Snoring is a loud breathing sound that occurs during sleep. It can increase the risk for diabetes, obesity, hypertension, stroke, heart attack, and other cardiovascular problems. Possible causes include:

  • Being overweight
  • Tissue swelling during the last month of pregnancy
  • Crooked or bent nasal septum, which is the wall of bone and cartilage between your nostrils
  • Growths in your nasal passages
  • Stuffy nose from a cold or allergies
  • Swelling in the roof of your mouth (soft palate) or the uvula, the piece of tissue that hangs down in the back of your mouth
  • Swollen adenoids and tonsils that block the airways
  • A tongue that is wider at the base, or a larger tongue in a smaller mouth
  • Poor muscle tone
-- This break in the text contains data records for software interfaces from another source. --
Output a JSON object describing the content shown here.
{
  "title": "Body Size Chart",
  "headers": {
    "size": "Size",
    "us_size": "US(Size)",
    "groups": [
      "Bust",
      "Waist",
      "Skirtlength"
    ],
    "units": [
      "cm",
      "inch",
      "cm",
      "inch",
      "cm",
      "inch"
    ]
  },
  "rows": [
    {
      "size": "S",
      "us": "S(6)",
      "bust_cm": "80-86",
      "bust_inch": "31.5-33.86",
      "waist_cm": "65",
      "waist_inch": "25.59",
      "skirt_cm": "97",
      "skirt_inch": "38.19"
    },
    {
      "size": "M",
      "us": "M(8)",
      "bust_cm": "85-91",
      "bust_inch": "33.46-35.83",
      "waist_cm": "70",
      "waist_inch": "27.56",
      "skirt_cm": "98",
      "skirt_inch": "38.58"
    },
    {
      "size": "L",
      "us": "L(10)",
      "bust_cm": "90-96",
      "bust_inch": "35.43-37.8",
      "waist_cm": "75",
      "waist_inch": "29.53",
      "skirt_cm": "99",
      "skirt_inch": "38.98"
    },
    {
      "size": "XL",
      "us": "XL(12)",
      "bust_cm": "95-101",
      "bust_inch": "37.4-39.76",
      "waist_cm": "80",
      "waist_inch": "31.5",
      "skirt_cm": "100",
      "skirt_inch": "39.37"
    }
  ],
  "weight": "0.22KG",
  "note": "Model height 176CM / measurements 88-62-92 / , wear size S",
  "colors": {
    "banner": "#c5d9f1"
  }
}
Signs & Symptoms

Snoring is often associated with a sleep disorder called obstructive sleep apnea. If snoring is accompanied by any of the following symptoms, the patient may need to be evaluated for obstructive sleep apnea:

  • Witnessed breathing pauses during sleep
  • Excessive daytime sleepiness
  • Difficulty concentrating
  • Morning headaches
  • Sore throat upon awakening
  • Restless sleep
  • Gasping or choking at night
  • High blood pressure
  • Chest pain at night
  • Snoring so loud it’s disrupting partner’s sleep

Diagnosis

Snoring is easy to diagnose, though the underlying cause may require additional testing by a Deborah physician.